The Lumie Zest is not only a wake up light, it is also a portable SAD lamp. If you are unfamiliar with the term “SAD lamp” SAD is an acronym for Seasonal Affective Disorder which you may well be experiencing right now without even knowing it. Put simply, when you are starved of good levels of natural light as the summer months come to an end, it can cause you to become tired, moody, unsociable and even overweight.
What is Seasonal Affective Disorder?
Apparently your body clock is controlled by a small group of cells at the back of your brain and based on how much strong regular light is reaching the eye during the day determines how awake and alert you feel. With the combination of less daylight hours and lower natural light levels during the autumn and winter months you may be feeling the effects of “Seasonal Affective Disorder” also known as “Winter Depression” which is said to effect over 2 million people in the UK alone
As well as being a certified medical device to combat seasonal affective disorder, the Lumi Zest is also an extremely thin and portable wake up light, with all the functions of a regular alarm clock. The wake up light features either a 15 or 30 minute sunrise allowing you to wake naturally and feel refreshed, alert and energised.
Once your up and about, the Lumie Zest can then be taken with you thanks to its ultra thin design to be used as a combination light therapy providing optimal SAD light treatment with blue-enriched white LED lights that automatically adjust in brightness levels.
To find out more about SAD lamps and Wake up lights, please view the light therapy section on Amazon
More details on SAD
Seasonal affective disorder (SAD) is a type of depression that has a seasonal pattern.
The episodes of depression tend to occur at the same time each year, usually during the winter.
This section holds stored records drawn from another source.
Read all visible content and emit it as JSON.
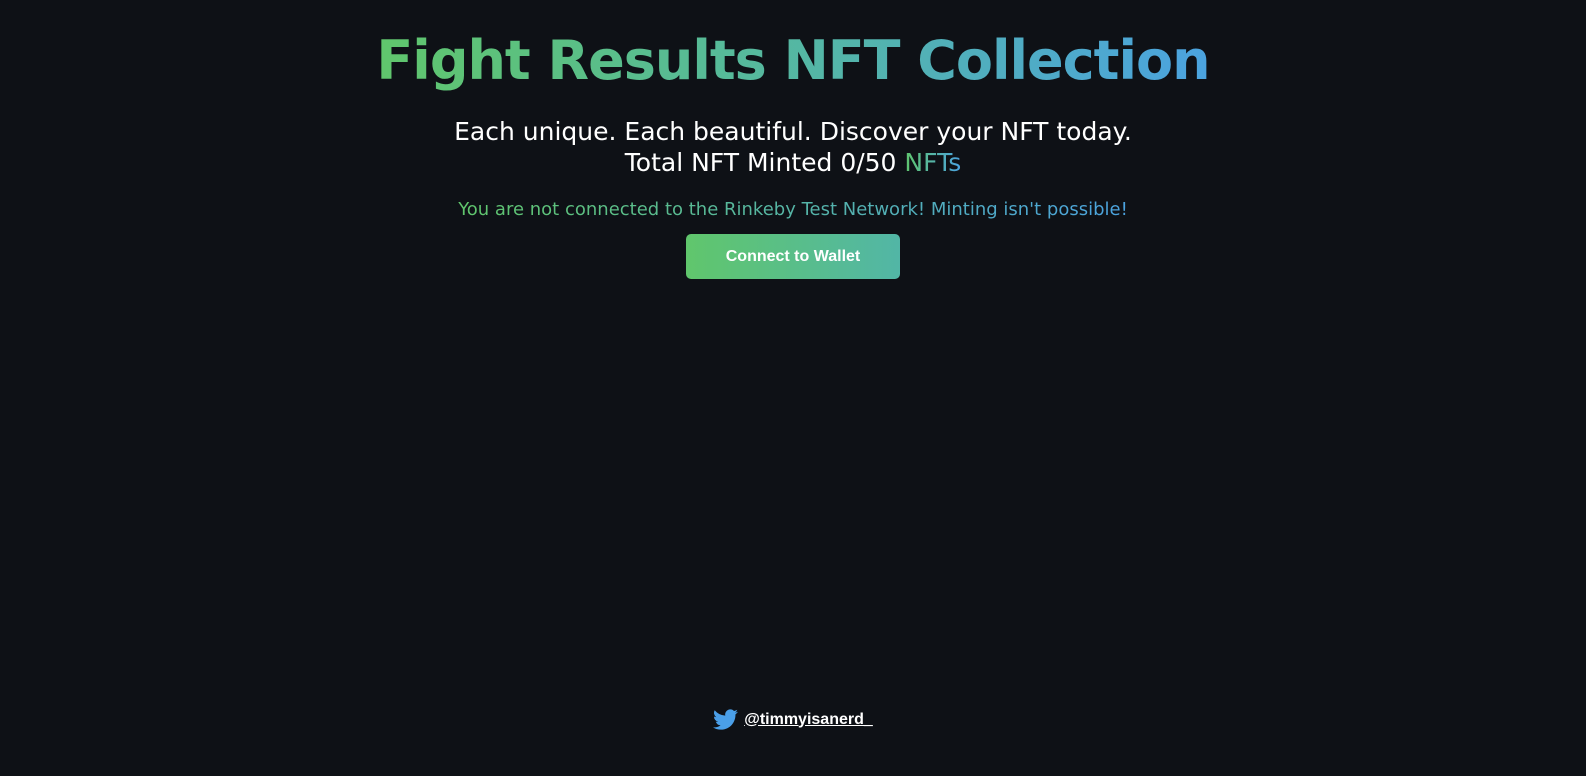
{
  "header": {
    "title": "Fight Results NFT Collection",
    "tagline": "Each unique. Each beautiful. Discover your NFT today.",
    "minted_prefix": "Total NFT Minted 0/50",
    "minted_suffix": "NFTs"
  },
  "status": {
    "network_warning": "You are not connected to the Rinkeby Test Network! Minting isn't possible!"
  },
  "actions": {
    "connect_label": "Connect to Wallet"
  },
  "footer": {
    "icon": "twitter-icon",
    "handle": "@timmyisanerd_"
  },
  "colors": {
    "background": "#0e1116",
    "gradient_start": "#60c66c",
    "gradient_end": "#4ba3e0",
    "twitter_blue": "#4a9fe8"
  }
}
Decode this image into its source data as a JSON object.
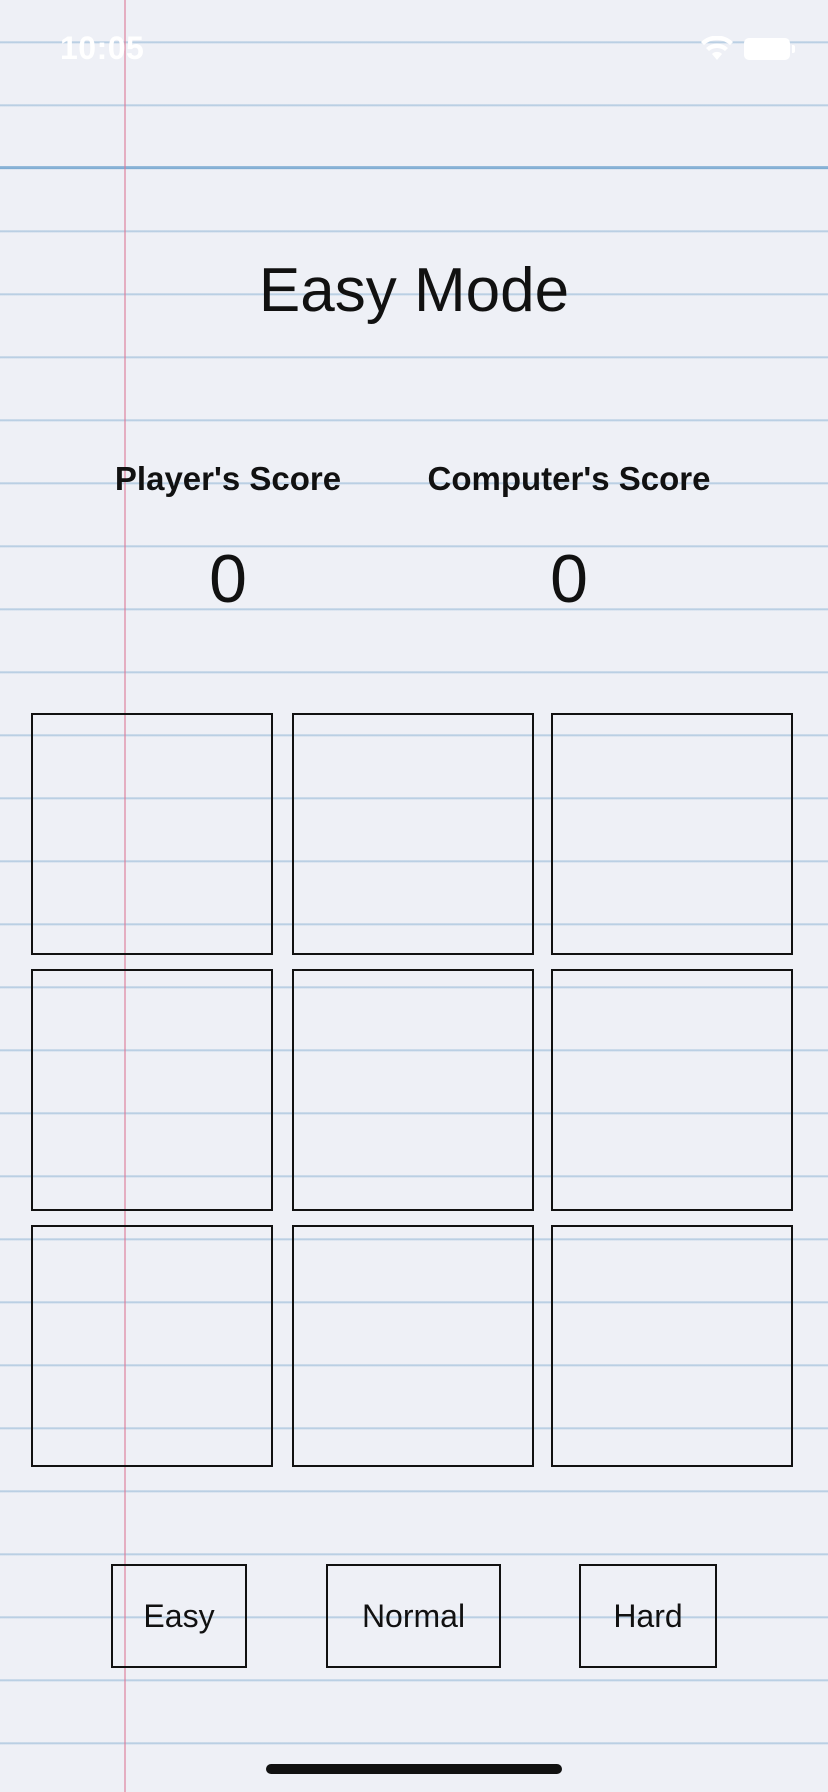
{
  "status_bar": {
    "time": "10:05",
    "wifi_icon": "wifi-icon",
    "battery_icon": "battery-icon"
  },
  "title": "Easy Mode",
  "scores": {
    "player_label": "Player's Score",
    "player_value": "0",
    "computer_label": "Computer's Score",
    "computer_value": "0"
  },
  "board": {
    "cells": [
      "",
      "",
      "",
      "",
      "",
      "",
      "",
      "",
      ""
    ]
  },
  "difficulty": {
    "easy_label": "Easy",
    "normal_label": "Normal",
    "hard_label": "Hard"
  },
  "colors": {
    "ink": "#111111",
    "paper": "#eef0f6",
    "rule_line": "#6ea0c8",
    "margin_line": "#dc7896"
  }
}
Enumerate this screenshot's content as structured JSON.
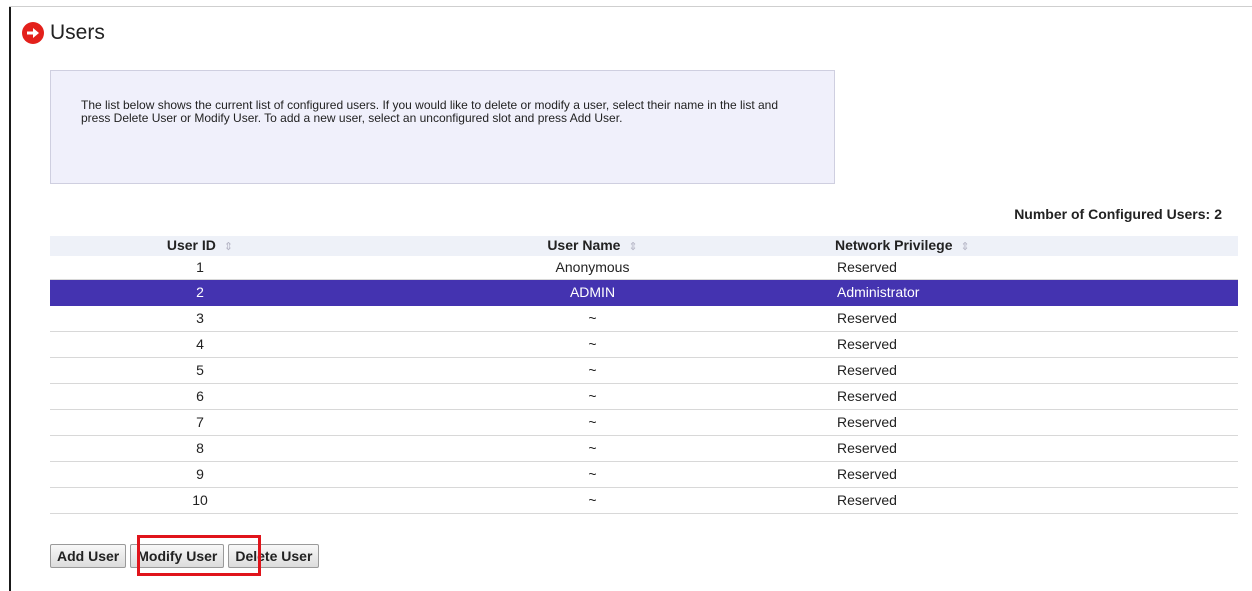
{
  "page": {
    "title": "Users",
    "info_text": "The list below shows the current list of configured users. If you would like to delete or modify a user, select their name in the list and press Delete User or Modify User. To add a new user, select an unconfigured slot and press Add User.",
    "configured_label": "Number of Configured Users:",
    "configured_count": "2"
  },
  "table": {
    "columns": [
      "User ID",
      "User Name",
      "Network Privilege"
    ],
    "sort_glyph": "↕",
    "selected_index": 1,
    "rows": [
      {
        "id": "1",
        "name": "Anonymous",
        "privilege": "Reserved"
      },
      {
        "id": "2",
        "name": "ADMIN",
        "privilege": "Administrator"
      },
      {
        "id": "3",
        "name": "~",
        "privilege": "Reserved"
      },
      {
        "id": "4",
        "name": "~",
        "privilege": "Reserved"
      },
      {
        "id": "5",
        "name": "~",
        "privilege": "Reserved"
      },
      {
        "id": "6",
        "name": "~",
        "privilege": "Reserved"
      },
      {
        "id": "7",
        "name": "~",
        "privilege": "Reserved"
      },
      {
        "id": "8",
        "name": "~",
        "privilege": "Reserved"
      },
      {
        "id": "9",
        "name": "~",
        "privilege": "Reserved"
      },
      {
        "id": "10",
        "name": "~",
        "privilege": "Reserved"
      }
    ]
  },
  "buttons": {
    "add": "Add User",
    "modify": "Modify User",
    "delete": "Delete User"
  },
  "colors": {
    "accent_red": "#e3201b",
    "selected_row": "#4433b0",
    "info_box_bg": "#f0f0fb",
    "highlight_box": "#e0141b"
  },
  "icons": {
    "title": "arrow-circle-right-icon",
    "sort": "sort-icon"
  }
}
As with other types of depression, the two main symptoms of SAD are a low mood and a lack of interest in life. You may also be less active than normal and sleep more.
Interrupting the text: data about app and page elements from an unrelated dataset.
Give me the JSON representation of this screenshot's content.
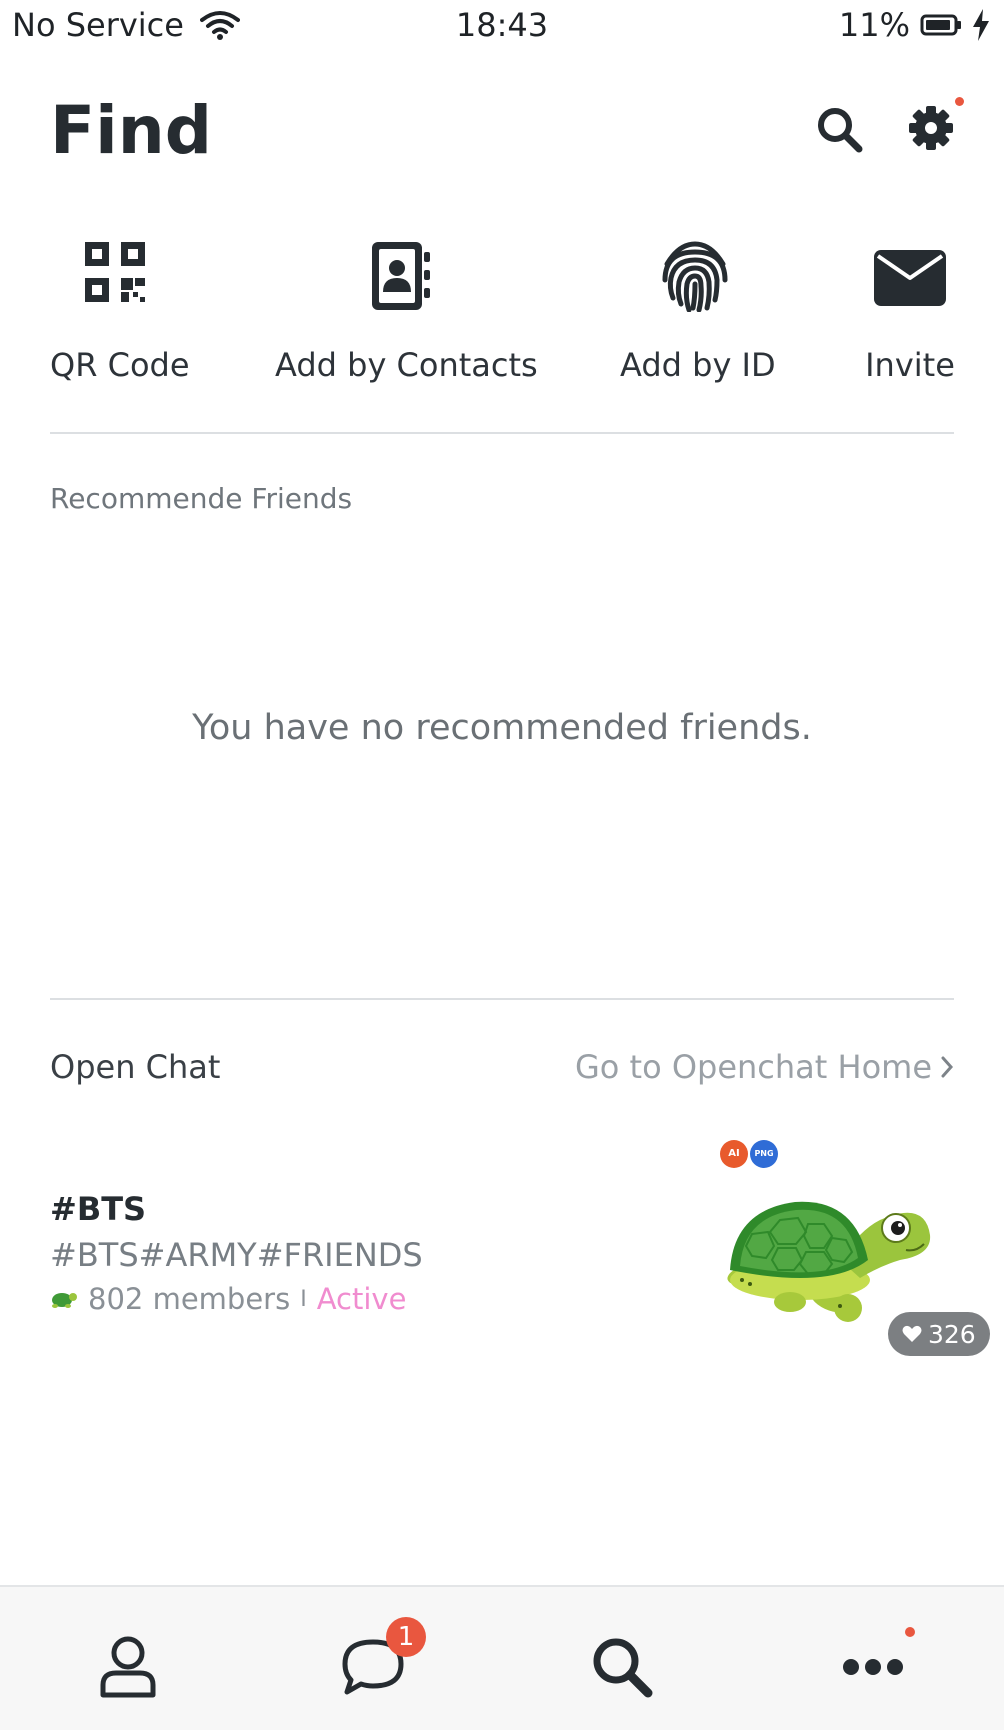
{
  "status_bar": {
    "carrier": "No Service",
    "time": "18:43",
    "battery": "11%"
  },
  "header": {
    "title": "Find",
    "icons": [
      "search-icon",
      "gear-icon"
    ],
    "settings_has_notification": true
  },
  "actions": [
    {
      "label": "QR Code",
      "icon": "qr-code-icon"
    },
    {
      "label": "Add by Contacts",
      "icon": "address-book-icon"
    },
    {
      "label": "Add by ID",
      "icon": "fingerprint-icon"
    },
    {
      "label": "Invite",
      "icon": "envelope-icon"
    }
  ],
  "recommended": {
    "label": "Recommende Friends",
    "empty_message": "You have no recommended friends."
  },
  "open_chat": {
    "title": "Open Chat",
    "home_link": "Go to Openchat Home",
    "items": [
      {
        "name": "#BTS",
        "tags": "#BTS#ARMY#FRIENDS",
        "members": "802 members",
        "separator": "I",
        "status": "Active",
        "likes": "326",
        "badges": [
          "AI",
          "PNG"
        ]
      }
    ]
  },
  "tabbar": {
    "tabs": [
      "person-icon",
      "chat-bubble-icon",
      "search-icon",
      "more-icon"
    ],
    "chat_badge": "1"
  },
  "colors": {
    "accent_dot": "#e9573f",
    "active_status": "#f08ccf",
    "text_primary": "#262c31"
  }
}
SAD is sometimes known as “winter depression” because the symptoms are more apparent and tend to be more severe at this time of the year.
The symptoms often begin in the autumn as the days start getting shorter. They’re most severe during December, January and February.
In most cases the symptoms of SAD begin to improve in the spring before eventually disappearing.
What causes SAD?
The exact cause of SAD isn’t fully understood, but it’s thought to be linked to reduced exposure to sunlight during the shorter days of the year.
Sunlight can affect some of the brain’s chemicals and hormones. However, it’s not clear what this effect is. One theory is that light stimulates a part of the brain called the hypothalamus, which controls mood, appetite and sleep. These things can affect how you feel.
In people with SAD, a lack of sunlight and a problem with certain brain chemicals stops the hypothalamus working properly. The lack of light is thought to affect the:
- production of the hormone melatonin
- production of the hormone serotonin
- body’s circadian rhythm (its internal clock, which regulates several biological processes during a 24-hour period)
As with any type of depression, SAD can be difficult to live with. It can make you feel tired, stressed and unhappy. However, it can usually be treated successfully.
Light therapy is often used to treat SAD. It involves sitting in front of or beneath a light box that produces a very bright light. Light boxes come in a variety of designs, including desk lamps and wall-mounted fixtures.